§ **Data for the task**:

########

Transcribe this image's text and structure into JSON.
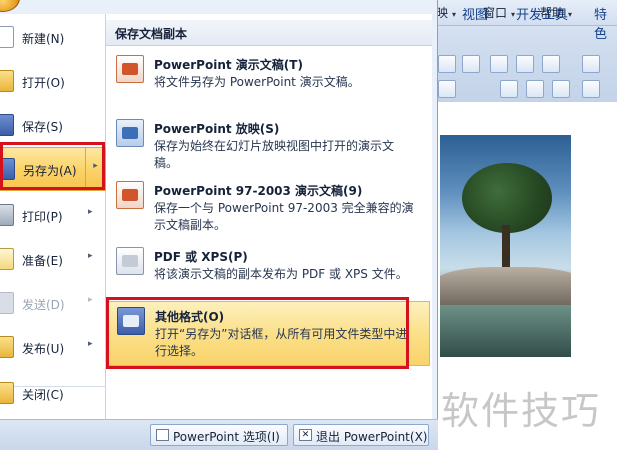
{
  "ribbon": {
    "tabs": [
      "视图",
      "开发工具",
      "特色"
    ],
    "menus": [
      {
        "label": "映",
        "arrow": "▾"
      },
      {
        "label": "窗口",
        "arrow": "▾"
      },
      {
        "label": "帮助",
        "arrow": "▾"
      }
    ]
  },
  "office_menu": {
    "left_items": [
      {
        "label": "新建(N)",
        "icon": "new-document-icon",
        "submenu": ""
      },
      {
        "label": "打开(O)",
        "icon": "open-folder-icon",
        "submenu": ""
      },
      {
        "label": "保存(S)",
        "icon": "save-icon",
        "submenu": ""
      },
      {
        "label": "另存为(A)",
        "icon": "save-as-icon",
        "submenu": "▸"
      },
      {
        "label": "打印(P)",
        "icon": "printer-icon",
        "submenu": "▸"
      },
      {
        "label": "准备(E)",
        "icon": "prepare-icon",
        "submenu": "▸"
      },
      {
        "label": "发送(D)",
        "icon": "send-icon",
        "submenu": "▸"
      },
      {
        "label": "发布(U)",
        "icon": "publish-icon",
        "submenu": "▸"
      },
      {
        "label": "关闭(C)",
        "icon": "close-folder-icon",
        "submenu": ""
      }
    ],
    "section_header": "保存文档副本",
    "options": [
      {
        "title": "PowerPoint 演示文稿(T)",
        "desc": "将文件另存为 PowerPoint 演示文稿。",
        "icon": "powerpoint-presentation-icon"
      },
      {
        "title": "PowerPoint 放映(S)",
        "desc": "保存为始终在幻灯片放映视图中打开的演示文稿。",
        "icon": "powerpoint-show-icon"
      },
      {
        "title": "PowerPoint 97-2003 演示文稿(9)",
        "desc": "保存一个与 PowerPoint 97-2003 完全兼容的演示文稿副本。",
        "icon": "powerpoint-97-icon"
      },
      {
        "title": "PDF 或 XPS(P)",
        "desc": "将该演示文稿的副本发布为 PDF 或 XPS 文件。",
        "icon": "pdf-xps-icon"
      },
      {
        "title": "其他格式(O)",
        "desc": "打开“另存为”对话框，从所有可用文件类型中进行选择。",
        "icon": "other-formats-icon"
      }
    ],
    "bottom": {
      "options_label": "PowerPoint 选项(I)",
      "exit_label": "退出 PowerPoint(X)",
      "exit_icon_glyph": "✕"
    }
  },
  "watermark": "软件技巧",
  "colors": {
    "highlight_red": "#d5121b",
    "hover_gold": "#fbd36a",
    "menu_blue": "#e9f0f9"
  }
}
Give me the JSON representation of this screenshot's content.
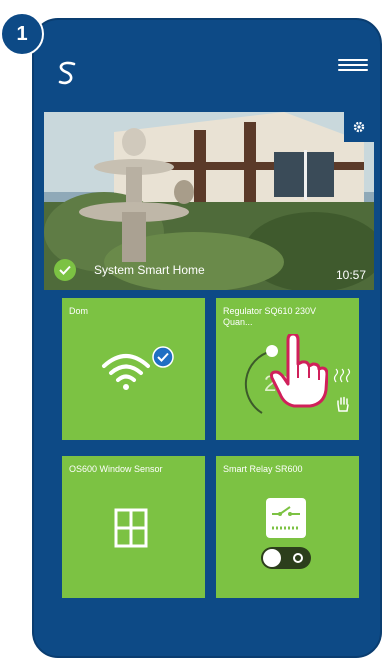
{
  "step": {
    "number": "1"
  },
  "header": {
    "logo_icon": "salus-logo-icon",
    "menu_icon": "hamburger-menu-icon"
  },
  "hero": {
    "title": "System Smart Home",
    "time": "10:57",
    "status_icon": "check-icon",
    "settings_icon": "gear-icon"
  },
  "tiles": [
    {
      "label": "Dom",
      "icon": "wifi-icon",
      "badge_icon": "check-icon"
    },
    {
      "label": "Regulator SQ610 230V Quan...",
      "temperature": "23.",
      "icons": [
        "heat-waves-icon",
        "hand-icon",
        "pointer-hand-icon"
      ]
    },
    {
      "label": "OS600 Window Sensor",
      "icon": "window-icon"
    },
    {
      "label": "Smart Relay SR600",
      "icon": "relay-switch-icon",
      "toggle_icon": "toggle-icon"
    }
  ],
  "colors": {
    "background": "#0d4a86",
    "tile": "#7cc243",
    "text": "#ffffff"
  }
}
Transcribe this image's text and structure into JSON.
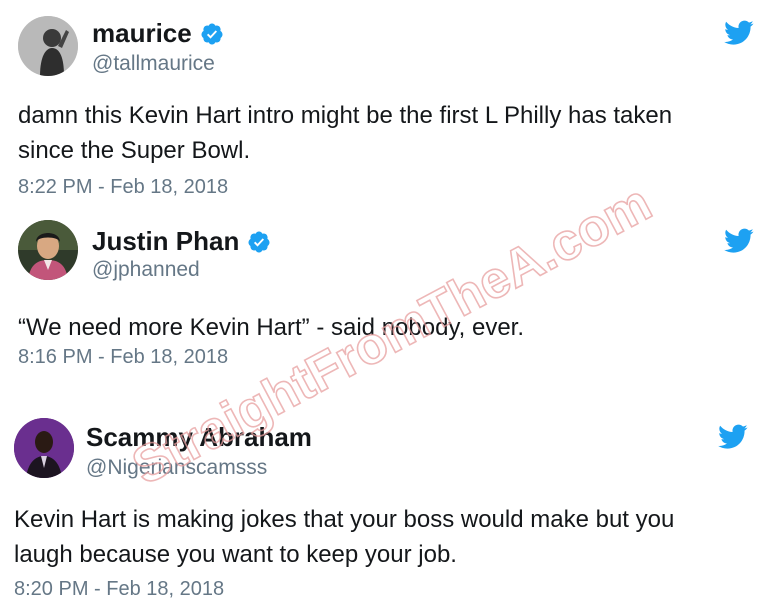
{
  "tweets": [
    {
      "display_name": "maurice",
      "verified": true,
      "handle": "@tallmaurice",
      "text_lines": [
        "damn this Kevin Hart intro might be the first L Philly has taken",
        "since the Super Bowl."
      ],
      "timestamp": "8:22 PM - Feb 18, 2018",
      "avatar_icon": "grayscale-photo-avatar"
    },
    {
      "display_name": "Justin Phan",
      "verified": true,
      "handle": "@jphanned",
      "text_lines": [
        "“We need more Kevin Hart” - said nobody, ever."
      ],
      "timestamp": "8:16 PM - Feb 18, 2018",
      "avatar_icon": "portrait-photo-avatar"
    },
    {
      "display_name": "Scammy Abraham",
      "verified": false,
      "handle": "@Nigerianscamsss",
      "text_lines": [
        "Kevin Hart is making jokes that your boss would make but you",
        "laugh because you want to keep your job."
      ],
      "timestamp": "8:20 PM - Feb 18, 2018",
      "avatar_icon": "purple-photo-avatar"
    }
  ],
  "watermark": "StraightFromTheA.com",
  "colors": {
    "twitter_blue": "#1da1f2",
    "verified_blue": "#1da1f2",
    "secondary_text": "#657786",
    "primary_text": "#14171a",
    "watermark": "#e8a0a0"
  }
}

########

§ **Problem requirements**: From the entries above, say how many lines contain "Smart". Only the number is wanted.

§ **Solution to this exercise**: 2